What you have to do: From the entries below, copy every line where the string "subtitle" appears.

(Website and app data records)

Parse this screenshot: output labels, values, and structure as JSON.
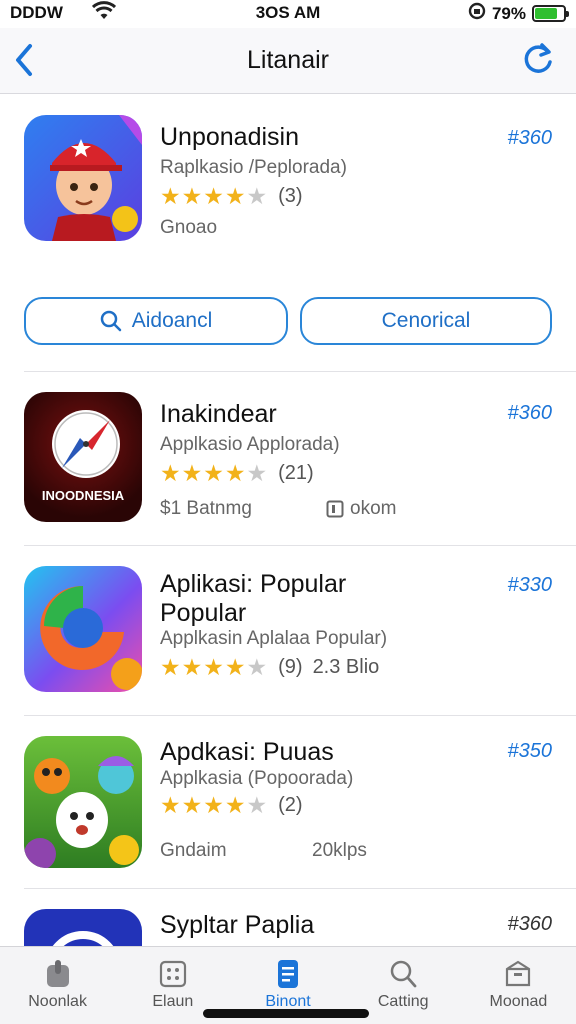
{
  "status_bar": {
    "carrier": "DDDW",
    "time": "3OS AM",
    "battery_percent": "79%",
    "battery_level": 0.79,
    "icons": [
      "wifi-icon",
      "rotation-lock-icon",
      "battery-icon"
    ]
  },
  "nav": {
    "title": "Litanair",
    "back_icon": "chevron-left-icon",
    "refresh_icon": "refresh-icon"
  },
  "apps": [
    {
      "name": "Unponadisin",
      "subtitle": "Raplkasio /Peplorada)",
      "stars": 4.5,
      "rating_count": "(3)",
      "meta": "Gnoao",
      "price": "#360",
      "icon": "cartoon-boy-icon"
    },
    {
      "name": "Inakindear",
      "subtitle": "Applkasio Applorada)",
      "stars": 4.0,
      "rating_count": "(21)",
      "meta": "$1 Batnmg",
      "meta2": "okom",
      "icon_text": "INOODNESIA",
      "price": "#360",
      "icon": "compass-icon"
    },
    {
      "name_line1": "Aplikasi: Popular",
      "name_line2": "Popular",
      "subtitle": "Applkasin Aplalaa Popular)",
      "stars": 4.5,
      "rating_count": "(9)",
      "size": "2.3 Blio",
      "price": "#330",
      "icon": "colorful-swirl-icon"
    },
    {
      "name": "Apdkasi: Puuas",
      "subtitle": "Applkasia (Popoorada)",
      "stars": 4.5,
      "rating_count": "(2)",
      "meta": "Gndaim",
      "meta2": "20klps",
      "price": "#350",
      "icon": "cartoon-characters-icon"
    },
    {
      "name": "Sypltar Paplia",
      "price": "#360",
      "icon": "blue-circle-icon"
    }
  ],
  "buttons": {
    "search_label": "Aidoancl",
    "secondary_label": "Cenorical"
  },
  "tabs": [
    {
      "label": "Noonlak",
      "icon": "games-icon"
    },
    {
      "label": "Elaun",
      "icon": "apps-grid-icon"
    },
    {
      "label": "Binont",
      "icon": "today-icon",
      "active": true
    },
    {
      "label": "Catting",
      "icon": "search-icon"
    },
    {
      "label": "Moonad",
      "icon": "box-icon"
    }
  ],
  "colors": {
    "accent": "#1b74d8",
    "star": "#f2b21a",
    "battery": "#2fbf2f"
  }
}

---

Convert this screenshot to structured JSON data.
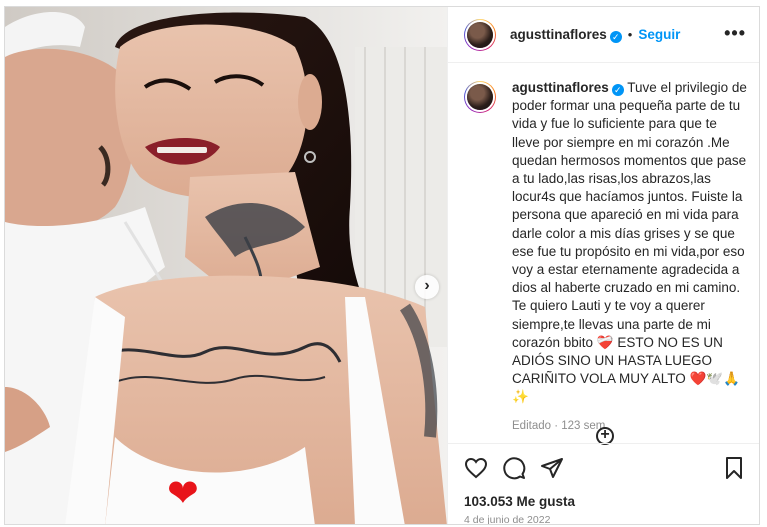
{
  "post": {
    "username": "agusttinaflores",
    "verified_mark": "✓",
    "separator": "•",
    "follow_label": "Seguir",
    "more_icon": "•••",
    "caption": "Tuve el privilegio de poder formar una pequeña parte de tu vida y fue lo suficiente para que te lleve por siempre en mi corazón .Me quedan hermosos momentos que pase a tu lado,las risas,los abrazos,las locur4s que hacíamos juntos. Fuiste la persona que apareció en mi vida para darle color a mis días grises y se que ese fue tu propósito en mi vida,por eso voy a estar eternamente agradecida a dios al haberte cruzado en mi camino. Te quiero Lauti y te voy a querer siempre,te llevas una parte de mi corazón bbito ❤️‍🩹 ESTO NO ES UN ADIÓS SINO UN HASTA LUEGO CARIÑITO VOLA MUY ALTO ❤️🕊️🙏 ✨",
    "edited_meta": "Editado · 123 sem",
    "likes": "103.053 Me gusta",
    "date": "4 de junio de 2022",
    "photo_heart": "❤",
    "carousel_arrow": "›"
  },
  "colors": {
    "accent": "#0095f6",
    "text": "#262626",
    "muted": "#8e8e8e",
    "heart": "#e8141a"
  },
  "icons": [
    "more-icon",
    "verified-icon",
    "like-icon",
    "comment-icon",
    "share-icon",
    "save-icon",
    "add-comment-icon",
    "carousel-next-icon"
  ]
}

Response to this task:
      "subtitle": "Raplkasio /Peplorada)",
      "subtitle": "Applkasio Applorada)",
      "subtitle": "Applkasin Aplalaa Popular)",
      "subtitle": "Applkasia (Popoorada)",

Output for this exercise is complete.